As we hooked the anchor rope and tied up to the buoy we quickly realized that a greeting party was already eagerly waiting for us.  Our hosts?  A group some 10 or so nurse sharks ranging between some 4 and 6 feet in length.  As we pulled on our snorkeling gear and paused for a quick photo or two our guide chuckled at our slight anxiety encouraging us to jump in and join our surprisingly gentle hosts.

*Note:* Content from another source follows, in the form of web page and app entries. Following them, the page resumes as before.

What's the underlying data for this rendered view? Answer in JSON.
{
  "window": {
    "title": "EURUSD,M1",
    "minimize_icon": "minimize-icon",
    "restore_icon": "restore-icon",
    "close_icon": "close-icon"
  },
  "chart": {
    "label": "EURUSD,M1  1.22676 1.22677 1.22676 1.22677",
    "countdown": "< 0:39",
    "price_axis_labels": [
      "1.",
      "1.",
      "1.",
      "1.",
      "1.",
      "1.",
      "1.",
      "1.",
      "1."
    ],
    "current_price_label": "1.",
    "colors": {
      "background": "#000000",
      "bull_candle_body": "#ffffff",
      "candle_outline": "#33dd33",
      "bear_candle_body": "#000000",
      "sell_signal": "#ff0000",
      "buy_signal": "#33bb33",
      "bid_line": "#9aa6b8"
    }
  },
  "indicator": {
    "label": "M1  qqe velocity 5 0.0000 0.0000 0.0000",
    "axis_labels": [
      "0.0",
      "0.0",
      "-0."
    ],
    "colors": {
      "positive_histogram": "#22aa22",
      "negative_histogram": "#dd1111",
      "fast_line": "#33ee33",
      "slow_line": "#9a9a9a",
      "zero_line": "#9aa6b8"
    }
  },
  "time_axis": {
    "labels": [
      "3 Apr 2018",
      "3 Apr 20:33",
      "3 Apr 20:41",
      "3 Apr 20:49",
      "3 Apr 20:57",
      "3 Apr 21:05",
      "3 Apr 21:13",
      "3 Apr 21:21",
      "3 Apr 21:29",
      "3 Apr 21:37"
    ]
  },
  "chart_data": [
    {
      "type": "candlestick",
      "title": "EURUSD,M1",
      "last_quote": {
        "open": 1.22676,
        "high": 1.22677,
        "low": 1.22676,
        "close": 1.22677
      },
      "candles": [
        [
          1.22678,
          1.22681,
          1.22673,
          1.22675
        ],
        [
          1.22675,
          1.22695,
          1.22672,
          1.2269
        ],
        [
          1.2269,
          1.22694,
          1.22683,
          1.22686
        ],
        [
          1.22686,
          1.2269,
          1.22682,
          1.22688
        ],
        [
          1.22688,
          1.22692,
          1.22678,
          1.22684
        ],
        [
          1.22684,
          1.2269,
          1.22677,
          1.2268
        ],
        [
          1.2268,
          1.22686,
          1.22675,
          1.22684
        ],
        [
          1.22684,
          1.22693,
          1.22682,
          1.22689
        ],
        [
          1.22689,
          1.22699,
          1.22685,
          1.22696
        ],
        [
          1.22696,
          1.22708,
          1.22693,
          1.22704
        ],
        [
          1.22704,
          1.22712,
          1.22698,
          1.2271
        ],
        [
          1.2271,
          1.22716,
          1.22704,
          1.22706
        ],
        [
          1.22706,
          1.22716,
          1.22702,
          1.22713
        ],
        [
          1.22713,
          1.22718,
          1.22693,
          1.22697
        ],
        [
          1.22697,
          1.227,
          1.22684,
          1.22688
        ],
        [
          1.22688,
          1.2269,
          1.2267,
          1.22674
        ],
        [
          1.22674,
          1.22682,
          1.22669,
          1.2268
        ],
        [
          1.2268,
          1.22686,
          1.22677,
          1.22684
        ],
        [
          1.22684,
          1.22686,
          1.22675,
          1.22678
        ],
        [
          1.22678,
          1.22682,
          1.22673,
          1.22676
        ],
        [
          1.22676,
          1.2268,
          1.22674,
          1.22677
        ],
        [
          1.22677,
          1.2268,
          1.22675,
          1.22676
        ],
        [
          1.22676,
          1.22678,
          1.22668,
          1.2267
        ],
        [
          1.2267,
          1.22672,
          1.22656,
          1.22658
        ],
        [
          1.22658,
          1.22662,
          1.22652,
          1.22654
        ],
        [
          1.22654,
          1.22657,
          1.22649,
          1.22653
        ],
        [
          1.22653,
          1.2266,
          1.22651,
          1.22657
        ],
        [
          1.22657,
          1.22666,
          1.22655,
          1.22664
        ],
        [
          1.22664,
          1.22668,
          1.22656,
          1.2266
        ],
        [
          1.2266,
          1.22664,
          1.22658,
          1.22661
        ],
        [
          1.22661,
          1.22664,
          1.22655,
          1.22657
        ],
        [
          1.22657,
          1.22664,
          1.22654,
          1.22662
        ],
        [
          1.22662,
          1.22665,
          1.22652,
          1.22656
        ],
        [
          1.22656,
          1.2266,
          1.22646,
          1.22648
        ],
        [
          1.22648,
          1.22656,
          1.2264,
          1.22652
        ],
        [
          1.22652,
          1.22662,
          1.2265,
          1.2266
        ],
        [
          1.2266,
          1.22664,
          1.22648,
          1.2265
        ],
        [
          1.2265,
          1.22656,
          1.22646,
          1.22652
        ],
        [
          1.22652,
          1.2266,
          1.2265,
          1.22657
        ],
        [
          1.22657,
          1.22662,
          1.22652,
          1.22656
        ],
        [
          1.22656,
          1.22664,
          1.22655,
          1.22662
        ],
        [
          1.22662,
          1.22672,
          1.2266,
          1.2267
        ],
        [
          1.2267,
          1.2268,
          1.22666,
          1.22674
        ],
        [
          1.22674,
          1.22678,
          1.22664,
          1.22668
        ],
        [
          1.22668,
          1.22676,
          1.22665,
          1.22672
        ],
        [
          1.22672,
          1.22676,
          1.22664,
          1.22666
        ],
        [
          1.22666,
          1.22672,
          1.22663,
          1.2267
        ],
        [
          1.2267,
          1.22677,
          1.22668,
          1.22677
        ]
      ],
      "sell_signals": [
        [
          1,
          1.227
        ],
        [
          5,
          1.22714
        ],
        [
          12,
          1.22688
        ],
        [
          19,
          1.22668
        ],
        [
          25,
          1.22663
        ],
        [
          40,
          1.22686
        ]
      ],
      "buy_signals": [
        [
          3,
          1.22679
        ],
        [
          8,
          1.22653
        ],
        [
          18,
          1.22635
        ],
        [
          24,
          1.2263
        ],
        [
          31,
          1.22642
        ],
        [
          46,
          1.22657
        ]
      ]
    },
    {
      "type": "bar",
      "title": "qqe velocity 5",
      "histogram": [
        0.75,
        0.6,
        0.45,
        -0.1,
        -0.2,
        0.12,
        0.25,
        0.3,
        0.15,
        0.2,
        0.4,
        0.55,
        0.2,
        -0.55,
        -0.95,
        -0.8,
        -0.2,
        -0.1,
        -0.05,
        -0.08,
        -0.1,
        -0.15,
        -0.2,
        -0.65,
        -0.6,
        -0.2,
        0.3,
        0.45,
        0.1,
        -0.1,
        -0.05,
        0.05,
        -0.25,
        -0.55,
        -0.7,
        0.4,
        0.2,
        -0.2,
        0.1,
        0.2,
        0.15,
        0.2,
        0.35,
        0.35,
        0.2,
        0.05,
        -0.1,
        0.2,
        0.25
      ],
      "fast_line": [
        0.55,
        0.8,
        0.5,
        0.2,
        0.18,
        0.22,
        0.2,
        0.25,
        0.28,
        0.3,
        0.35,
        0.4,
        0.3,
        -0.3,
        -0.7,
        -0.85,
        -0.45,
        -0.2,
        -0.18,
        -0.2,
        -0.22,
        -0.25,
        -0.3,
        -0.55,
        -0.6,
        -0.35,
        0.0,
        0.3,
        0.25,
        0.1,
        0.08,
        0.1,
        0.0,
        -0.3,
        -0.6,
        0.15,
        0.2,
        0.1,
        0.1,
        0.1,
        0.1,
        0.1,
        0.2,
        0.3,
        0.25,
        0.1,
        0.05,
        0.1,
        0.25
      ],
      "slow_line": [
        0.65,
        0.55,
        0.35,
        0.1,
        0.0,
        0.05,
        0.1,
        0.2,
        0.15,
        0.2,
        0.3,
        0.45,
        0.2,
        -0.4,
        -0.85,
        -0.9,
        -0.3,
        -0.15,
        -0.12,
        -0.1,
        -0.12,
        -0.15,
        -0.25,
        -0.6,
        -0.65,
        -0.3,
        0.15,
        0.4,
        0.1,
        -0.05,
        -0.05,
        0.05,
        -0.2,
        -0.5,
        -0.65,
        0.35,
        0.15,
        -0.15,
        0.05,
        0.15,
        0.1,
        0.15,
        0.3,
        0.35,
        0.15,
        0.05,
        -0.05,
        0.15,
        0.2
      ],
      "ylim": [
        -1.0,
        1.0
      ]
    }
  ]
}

Eager to oblige I paused just long enough to snap this photo before slipping over the side…careful to make sure I didn’t land on one of the sharks.

Snorkeling in Shark Ray Alley Belize

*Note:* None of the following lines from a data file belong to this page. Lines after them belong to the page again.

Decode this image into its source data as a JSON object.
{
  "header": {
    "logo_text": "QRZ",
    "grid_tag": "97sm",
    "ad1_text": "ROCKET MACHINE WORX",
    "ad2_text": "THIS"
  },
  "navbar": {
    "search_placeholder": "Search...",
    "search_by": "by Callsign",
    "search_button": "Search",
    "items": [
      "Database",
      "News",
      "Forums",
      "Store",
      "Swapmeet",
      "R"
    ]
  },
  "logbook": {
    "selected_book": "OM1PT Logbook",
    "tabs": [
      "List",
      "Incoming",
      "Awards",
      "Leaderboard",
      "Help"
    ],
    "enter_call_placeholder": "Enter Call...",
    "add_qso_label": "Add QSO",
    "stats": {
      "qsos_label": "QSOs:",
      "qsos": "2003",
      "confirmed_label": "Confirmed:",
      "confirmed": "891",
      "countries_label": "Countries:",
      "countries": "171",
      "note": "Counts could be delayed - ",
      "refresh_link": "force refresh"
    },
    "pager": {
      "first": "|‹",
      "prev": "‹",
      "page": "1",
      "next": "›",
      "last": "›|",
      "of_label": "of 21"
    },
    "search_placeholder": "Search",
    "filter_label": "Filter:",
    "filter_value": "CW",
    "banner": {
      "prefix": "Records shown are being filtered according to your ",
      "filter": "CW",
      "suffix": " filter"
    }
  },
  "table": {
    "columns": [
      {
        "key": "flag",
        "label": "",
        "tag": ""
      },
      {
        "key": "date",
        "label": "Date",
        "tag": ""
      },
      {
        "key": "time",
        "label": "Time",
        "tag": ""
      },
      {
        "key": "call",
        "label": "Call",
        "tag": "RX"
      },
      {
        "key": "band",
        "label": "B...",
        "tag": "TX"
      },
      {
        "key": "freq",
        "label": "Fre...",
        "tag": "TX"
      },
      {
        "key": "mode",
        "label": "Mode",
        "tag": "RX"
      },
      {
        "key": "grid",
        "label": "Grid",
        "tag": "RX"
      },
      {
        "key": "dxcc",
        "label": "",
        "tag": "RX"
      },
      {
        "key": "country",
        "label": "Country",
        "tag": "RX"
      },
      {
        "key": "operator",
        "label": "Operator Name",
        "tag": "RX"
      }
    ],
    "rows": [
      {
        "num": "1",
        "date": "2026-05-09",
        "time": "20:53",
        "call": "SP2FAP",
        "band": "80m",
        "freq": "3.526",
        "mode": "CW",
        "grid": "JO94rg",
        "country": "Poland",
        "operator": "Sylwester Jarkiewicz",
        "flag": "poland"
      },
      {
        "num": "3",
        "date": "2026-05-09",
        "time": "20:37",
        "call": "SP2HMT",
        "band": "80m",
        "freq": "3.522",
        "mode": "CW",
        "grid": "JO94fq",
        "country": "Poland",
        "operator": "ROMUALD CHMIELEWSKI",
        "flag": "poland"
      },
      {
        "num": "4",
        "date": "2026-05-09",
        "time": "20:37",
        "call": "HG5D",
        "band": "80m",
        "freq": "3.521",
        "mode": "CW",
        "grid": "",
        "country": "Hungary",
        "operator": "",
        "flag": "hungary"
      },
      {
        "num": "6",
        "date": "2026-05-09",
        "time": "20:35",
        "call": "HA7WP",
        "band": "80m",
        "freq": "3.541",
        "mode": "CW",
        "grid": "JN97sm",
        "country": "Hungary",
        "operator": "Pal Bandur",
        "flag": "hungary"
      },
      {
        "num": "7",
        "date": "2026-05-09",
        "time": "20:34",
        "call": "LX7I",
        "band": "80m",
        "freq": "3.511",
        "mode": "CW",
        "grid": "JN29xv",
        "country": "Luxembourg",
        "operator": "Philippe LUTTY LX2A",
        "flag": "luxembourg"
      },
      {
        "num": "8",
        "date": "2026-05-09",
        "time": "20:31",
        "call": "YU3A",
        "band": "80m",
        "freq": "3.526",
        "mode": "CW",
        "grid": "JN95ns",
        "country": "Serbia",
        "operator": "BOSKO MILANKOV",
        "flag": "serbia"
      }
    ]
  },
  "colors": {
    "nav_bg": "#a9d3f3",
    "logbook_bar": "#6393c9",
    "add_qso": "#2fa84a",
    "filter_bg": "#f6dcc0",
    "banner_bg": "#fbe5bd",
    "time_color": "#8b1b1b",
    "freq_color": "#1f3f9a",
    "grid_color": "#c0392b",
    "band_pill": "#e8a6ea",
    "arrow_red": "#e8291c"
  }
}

It was an exhilarating experience.  Despite the knowledge that nurse sharks are largely harmless, and that these were basically pets – it was still enough to get my heart racing.  I was doing it – one of my main goals for the trip: to swim with sharks.  It was every bit as enjoyable as I had hoped.  The sharks were gorgeous, friendly and at times nearly within reach.

I quickly realized that the sharks had a system.  Drawn by the sound of the boat’s engines they’d approach, spend several minutes circling and waiting for chump or bits of food used to bait them in by guides, and then as the food supply dried up or failed to appear would move on to the next boat to arrive.

The sharks were anything but alone though! Our guide pointed out boundaries for us and then set us free to wander at will.  As I snorkeled along enjoying the reef, vibrant colors of the reef fish and incredible mixture of large schools of fish, small solo fish and large predatory fish I could not help but smile. No small task since the smile inevitably broke the seal on my snorkel and flooded my mouth with saltwater.

Large schools of large yellow tailed jacks and permit followed the Shark’s lead as they schooled in the shade the boats created.  All the while I dove, barrel rolled and floated along the barrier reef.  Truly, it is a must see stop along any trip through Belize.

San Pedro Sunset from Boat

Tired, thirsty and with pruning hands we made our way back to the boat and prepared for the quick (albeit windy) ride back to San Pedro.

Sunset in San Pedro

As the sun slipped away and the evening settled in I paused briefly on the dock to reflect.  Enjoying the sunset and letting the richness of the experiences i’d enjoyed over the last 24 hours sink in.  Truly, it had been an incredible day.